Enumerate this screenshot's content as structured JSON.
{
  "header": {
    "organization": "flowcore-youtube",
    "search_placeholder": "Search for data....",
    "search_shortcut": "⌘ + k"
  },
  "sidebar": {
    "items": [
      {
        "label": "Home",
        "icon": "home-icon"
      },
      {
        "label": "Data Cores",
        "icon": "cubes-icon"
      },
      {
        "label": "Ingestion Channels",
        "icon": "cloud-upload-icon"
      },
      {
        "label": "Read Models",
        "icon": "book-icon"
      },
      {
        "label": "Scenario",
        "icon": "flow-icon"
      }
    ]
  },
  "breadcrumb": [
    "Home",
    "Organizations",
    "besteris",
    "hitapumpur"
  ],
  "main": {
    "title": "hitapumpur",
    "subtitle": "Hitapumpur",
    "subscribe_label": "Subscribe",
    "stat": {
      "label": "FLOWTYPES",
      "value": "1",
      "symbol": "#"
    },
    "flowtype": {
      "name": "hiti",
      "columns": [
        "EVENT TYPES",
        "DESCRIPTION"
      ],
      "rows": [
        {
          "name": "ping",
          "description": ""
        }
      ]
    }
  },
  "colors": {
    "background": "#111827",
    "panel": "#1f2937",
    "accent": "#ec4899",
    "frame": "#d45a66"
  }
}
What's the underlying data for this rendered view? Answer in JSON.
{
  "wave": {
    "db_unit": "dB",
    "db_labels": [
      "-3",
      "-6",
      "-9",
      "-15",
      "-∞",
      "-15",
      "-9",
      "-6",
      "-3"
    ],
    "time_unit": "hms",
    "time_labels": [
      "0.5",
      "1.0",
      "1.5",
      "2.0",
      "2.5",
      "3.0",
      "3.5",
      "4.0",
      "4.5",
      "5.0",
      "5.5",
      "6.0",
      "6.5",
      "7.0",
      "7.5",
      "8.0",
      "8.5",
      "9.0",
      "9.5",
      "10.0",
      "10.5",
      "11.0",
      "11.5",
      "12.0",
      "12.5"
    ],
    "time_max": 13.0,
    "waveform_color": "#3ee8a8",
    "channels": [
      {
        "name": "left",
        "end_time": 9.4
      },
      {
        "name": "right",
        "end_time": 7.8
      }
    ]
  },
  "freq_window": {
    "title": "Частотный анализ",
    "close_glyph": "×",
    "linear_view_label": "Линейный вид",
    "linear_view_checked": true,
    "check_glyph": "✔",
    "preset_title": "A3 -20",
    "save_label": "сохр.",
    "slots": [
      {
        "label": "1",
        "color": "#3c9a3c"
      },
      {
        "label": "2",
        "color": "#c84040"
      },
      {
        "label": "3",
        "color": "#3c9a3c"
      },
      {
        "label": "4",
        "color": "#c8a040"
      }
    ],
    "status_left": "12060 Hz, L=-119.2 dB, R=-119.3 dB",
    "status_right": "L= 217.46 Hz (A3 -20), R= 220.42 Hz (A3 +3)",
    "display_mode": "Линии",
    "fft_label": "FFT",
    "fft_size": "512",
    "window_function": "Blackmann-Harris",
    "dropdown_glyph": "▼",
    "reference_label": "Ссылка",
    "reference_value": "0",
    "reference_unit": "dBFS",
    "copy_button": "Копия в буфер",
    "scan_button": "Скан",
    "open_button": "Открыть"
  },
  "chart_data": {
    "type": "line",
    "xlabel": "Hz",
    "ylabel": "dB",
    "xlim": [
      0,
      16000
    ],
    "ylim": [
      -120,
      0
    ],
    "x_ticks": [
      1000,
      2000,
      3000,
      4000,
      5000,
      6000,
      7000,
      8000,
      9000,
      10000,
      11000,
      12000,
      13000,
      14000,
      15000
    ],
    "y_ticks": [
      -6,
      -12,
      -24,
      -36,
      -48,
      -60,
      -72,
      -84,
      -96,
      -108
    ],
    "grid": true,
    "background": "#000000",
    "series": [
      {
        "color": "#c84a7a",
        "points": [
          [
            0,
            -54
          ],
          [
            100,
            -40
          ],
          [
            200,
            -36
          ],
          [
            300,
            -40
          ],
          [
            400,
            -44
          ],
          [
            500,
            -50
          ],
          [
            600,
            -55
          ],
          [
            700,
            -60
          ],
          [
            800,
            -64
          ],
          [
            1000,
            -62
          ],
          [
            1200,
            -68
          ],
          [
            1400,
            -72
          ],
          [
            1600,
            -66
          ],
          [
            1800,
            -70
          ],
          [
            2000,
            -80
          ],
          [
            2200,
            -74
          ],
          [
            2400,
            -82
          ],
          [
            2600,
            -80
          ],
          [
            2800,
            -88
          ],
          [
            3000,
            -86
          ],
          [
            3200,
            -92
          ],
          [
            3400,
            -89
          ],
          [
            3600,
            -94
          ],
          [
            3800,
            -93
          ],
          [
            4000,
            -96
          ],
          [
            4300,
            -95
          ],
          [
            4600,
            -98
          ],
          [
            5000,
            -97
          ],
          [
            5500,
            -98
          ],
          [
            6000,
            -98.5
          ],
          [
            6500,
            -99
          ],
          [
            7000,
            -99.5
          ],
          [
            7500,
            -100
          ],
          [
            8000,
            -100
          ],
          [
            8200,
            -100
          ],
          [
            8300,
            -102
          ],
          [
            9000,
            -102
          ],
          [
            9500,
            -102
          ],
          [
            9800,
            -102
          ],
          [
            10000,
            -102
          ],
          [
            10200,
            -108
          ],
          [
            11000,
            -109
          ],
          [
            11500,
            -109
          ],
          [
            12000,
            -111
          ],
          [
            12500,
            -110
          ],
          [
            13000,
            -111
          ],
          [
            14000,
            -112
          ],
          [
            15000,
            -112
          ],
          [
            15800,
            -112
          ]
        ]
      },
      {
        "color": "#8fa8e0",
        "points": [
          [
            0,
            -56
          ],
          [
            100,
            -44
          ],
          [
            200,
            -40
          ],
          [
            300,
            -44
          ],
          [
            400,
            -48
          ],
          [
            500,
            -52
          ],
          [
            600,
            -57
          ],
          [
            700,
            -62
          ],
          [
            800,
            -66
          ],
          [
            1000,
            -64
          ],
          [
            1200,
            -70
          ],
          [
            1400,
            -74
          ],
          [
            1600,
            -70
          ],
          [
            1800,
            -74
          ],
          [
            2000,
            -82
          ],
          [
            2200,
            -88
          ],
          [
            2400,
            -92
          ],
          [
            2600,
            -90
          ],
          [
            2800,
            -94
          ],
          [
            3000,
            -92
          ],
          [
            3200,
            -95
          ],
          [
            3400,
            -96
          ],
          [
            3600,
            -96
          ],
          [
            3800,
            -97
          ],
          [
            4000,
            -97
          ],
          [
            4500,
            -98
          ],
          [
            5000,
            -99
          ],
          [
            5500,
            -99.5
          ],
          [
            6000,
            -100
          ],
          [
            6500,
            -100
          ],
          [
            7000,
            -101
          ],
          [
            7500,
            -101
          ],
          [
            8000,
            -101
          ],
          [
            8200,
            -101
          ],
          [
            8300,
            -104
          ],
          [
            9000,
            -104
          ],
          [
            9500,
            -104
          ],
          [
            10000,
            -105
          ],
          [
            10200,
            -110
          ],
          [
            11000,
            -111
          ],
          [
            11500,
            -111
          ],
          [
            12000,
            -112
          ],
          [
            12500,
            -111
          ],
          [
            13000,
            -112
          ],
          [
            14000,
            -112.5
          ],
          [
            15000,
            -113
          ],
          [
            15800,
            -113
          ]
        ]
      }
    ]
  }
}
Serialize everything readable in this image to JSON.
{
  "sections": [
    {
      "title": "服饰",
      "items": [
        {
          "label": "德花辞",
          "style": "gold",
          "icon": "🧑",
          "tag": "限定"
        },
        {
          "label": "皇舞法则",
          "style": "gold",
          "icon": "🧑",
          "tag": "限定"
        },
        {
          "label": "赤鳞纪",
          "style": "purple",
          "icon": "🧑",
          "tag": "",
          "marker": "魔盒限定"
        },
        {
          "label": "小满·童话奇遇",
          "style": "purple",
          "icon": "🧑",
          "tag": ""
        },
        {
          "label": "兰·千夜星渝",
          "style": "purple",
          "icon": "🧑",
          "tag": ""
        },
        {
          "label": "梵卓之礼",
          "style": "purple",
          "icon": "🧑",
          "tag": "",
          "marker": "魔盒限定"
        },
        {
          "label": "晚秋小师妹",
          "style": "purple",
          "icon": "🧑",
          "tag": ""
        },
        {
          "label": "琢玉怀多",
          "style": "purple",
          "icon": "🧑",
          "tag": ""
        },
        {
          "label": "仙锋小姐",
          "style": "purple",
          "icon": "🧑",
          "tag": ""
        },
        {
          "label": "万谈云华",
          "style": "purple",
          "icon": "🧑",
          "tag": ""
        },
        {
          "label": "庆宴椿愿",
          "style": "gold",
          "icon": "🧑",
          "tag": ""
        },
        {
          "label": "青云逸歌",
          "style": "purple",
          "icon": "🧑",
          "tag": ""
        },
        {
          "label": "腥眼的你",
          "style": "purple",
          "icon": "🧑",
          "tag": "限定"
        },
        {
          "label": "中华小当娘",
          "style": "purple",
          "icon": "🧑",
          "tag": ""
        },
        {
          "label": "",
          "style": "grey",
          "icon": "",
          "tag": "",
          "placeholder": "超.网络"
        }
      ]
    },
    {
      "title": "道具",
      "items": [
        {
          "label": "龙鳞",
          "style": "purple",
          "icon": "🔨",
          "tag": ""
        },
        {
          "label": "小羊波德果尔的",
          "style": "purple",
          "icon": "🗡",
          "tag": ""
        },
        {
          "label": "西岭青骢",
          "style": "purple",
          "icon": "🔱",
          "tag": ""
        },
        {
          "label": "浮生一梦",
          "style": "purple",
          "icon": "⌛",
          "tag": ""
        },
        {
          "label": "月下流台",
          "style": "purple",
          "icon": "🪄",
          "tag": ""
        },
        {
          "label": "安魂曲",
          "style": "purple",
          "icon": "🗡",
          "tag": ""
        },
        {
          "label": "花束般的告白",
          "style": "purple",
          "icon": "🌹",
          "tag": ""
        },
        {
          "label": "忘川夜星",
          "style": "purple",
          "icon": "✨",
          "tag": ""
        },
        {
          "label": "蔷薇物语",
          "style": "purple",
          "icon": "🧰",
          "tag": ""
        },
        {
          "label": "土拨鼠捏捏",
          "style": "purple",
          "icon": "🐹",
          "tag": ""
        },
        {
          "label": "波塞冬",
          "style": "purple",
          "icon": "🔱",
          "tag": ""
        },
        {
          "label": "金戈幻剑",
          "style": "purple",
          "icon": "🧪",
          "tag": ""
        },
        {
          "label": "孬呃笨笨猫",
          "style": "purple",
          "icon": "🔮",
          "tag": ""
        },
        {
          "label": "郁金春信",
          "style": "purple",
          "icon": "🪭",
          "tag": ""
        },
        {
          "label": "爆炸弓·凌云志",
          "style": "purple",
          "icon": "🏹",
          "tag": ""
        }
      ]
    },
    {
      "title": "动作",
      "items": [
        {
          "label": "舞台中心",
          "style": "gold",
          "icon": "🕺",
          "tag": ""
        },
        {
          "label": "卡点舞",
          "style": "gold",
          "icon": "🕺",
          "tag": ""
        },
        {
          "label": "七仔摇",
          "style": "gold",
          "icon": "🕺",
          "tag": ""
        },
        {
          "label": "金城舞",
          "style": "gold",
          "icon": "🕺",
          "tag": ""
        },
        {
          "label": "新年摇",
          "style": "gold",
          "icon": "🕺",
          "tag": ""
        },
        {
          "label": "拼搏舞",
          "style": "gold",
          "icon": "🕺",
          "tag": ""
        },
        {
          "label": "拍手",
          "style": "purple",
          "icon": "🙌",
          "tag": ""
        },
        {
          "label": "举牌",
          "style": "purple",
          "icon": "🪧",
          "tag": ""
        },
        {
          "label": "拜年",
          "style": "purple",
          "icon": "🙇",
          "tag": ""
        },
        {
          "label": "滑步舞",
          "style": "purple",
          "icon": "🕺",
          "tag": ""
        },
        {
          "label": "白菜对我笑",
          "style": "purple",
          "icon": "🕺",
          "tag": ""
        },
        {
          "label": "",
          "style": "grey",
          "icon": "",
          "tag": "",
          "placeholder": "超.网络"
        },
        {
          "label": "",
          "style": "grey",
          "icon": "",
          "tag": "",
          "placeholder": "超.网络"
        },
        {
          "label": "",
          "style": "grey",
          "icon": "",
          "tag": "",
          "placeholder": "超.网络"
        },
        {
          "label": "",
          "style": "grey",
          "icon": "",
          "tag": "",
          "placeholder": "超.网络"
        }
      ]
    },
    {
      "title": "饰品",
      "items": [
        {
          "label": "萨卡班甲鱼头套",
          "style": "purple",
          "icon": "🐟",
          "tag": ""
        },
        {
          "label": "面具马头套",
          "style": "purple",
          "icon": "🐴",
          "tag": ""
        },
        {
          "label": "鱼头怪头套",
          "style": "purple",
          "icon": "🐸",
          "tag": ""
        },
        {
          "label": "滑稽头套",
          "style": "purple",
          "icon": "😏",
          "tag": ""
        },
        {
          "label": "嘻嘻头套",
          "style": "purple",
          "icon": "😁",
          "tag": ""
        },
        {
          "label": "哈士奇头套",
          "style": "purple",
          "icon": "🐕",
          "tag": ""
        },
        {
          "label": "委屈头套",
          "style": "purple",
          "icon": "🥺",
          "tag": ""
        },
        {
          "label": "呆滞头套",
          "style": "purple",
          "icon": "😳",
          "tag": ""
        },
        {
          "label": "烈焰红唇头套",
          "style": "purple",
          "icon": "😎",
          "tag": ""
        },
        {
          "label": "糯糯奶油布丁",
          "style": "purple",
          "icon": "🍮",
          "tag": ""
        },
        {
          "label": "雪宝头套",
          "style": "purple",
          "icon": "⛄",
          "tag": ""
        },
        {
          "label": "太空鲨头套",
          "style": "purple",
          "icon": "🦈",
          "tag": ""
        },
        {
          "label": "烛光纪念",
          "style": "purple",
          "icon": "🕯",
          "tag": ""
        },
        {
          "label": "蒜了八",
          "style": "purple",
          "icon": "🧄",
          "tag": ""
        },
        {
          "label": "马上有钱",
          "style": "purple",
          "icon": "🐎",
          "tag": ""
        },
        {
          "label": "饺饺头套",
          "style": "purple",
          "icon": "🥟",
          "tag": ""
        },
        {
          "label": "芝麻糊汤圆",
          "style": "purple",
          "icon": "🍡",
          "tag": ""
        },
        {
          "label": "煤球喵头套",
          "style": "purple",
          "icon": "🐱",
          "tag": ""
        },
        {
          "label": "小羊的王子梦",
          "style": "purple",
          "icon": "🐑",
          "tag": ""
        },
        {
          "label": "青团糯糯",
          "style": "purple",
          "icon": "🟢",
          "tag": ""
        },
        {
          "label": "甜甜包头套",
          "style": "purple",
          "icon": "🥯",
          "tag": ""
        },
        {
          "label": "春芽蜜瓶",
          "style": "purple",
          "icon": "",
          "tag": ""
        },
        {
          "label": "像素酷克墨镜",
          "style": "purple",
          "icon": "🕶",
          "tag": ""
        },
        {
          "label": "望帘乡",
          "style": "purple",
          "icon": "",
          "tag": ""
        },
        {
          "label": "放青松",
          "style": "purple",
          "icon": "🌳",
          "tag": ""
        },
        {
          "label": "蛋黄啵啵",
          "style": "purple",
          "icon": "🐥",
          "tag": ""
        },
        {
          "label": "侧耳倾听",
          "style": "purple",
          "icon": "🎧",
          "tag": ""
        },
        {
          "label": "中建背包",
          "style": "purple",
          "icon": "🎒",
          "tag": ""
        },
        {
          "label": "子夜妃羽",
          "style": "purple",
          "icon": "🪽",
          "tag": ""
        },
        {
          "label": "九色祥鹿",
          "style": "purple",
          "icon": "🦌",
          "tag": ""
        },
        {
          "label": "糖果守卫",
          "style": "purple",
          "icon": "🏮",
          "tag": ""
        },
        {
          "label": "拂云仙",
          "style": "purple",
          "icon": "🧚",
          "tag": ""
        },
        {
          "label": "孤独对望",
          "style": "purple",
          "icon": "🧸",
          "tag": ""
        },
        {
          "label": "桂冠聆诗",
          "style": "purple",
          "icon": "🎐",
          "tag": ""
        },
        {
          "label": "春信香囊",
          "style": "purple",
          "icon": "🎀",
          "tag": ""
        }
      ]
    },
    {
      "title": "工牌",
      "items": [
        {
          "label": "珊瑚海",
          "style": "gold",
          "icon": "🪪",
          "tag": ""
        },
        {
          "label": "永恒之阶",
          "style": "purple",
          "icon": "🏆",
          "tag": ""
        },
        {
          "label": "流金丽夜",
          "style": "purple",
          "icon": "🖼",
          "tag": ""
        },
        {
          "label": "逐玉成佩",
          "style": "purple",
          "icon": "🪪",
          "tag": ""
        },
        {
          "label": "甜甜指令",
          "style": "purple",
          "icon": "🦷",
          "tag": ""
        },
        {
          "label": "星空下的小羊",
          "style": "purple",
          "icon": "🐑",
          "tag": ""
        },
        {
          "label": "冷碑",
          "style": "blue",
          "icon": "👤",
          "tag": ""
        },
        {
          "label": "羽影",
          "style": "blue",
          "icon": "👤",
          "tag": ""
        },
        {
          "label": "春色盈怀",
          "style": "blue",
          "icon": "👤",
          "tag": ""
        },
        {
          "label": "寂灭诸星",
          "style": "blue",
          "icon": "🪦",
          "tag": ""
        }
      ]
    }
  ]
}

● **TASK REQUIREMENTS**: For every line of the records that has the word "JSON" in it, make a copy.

● **SOLUTION FOR THIS TASK**:
Enumerate this screenshot's content as structured JSON.
What's the underlying data for this rendered view? Answer in JSON.
Serialize everything readable in this image to JSON.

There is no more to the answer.